[[ INPUT DATA open ]]

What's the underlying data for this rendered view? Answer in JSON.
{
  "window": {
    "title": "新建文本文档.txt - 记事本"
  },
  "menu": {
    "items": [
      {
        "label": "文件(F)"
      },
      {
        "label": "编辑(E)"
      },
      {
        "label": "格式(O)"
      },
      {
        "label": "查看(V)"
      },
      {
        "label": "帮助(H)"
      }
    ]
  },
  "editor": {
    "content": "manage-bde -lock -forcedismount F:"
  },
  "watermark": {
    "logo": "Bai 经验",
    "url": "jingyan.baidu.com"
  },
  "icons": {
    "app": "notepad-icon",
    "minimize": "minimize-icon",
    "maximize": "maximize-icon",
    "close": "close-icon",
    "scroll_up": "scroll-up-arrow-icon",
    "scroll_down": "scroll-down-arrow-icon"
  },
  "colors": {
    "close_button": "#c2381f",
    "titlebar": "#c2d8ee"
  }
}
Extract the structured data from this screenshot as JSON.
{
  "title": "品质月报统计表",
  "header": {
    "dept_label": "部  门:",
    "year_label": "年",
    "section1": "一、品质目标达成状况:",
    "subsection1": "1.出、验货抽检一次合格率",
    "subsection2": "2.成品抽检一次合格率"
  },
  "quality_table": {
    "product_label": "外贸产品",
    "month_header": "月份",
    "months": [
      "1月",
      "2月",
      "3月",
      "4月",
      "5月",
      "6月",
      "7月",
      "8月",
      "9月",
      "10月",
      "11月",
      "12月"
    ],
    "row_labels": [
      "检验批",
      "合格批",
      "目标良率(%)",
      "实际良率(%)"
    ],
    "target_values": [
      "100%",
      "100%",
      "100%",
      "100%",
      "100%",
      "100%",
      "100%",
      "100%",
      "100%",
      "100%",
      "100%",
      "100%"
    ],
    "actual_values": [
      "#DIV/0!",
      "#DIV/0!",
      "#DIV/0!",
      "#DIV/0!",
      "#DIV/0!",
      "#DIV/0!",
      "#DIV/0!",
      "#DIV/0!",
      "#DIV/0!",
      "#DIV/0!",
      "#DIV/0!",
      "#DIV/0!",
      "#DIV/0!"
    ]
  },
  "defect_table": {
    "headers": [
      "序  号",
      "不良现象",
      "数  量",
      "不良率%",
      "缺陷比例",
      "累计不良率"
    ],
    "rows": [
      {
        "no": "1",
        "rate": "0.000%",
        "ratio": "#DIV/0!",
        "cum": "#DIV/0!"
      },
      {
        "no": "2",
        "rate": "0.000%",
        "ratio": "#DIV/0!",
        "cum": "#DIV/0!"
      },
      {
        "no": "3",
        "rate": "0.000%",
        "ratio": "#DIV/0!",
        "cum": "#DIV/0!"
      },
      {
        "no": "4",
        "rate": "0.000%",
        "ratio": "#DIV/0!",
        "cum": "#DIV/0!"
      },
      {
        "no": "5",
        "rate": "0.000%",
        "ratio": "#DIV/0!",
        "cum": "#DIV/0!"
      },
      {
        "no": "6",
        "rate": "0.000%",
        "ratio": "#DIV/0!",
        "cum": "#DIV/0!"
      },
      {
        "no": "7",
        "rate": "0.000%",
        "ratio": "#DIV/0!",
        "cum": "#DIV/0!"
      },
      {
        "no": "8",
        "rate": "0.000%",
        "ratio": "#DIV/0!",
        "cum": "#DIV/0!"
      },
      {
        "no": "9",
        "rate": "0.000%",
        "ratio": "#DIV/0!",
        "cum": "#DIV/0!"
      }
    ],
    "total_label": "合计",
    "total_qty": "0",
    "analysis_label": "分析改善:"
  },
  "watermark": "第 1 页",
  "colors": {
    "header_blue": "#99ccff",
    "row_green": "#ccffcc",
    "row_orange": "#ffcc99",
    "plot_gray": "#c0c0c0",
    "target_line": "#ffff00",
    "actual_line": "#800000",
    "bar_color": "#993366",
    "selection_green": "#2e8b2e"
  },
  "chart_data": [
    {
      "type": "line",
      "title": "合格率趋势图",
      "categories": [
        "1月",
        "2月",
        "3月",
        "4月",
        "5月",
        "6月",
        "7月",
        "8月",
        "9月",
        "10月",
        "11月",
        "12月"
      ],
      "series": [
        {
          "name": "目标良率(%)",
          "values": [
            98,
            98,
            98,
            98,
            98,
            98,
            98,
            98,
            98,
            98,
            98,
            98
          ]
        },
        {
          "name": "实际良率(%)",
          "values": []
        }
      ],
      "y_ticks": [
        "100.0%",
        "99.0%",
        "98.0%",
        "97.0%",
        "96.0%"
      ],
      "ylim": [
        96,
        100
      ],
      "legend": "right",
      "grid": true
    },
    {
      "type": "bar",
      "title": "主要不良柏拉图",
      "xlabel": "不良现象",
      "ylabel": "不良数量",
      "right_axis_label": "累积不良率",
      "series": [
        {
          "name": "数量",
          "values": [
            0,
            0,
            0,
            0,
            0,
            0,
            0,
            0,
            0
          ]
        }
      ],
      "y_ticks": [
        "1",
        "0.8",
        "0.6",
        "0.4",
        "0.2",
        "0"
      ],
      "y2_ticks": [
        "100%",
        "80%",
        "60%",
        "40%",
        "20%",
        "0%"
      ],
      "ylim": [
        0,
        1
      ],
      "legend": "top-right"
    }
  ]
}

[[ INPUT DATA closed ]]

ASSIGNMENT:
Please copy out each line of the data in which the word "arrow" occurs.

SOLVED PROBLEM:
    "scroll_up": "scroll-up-arrow-icon",
    "scroll_down": "scroll-down-arrow-icon"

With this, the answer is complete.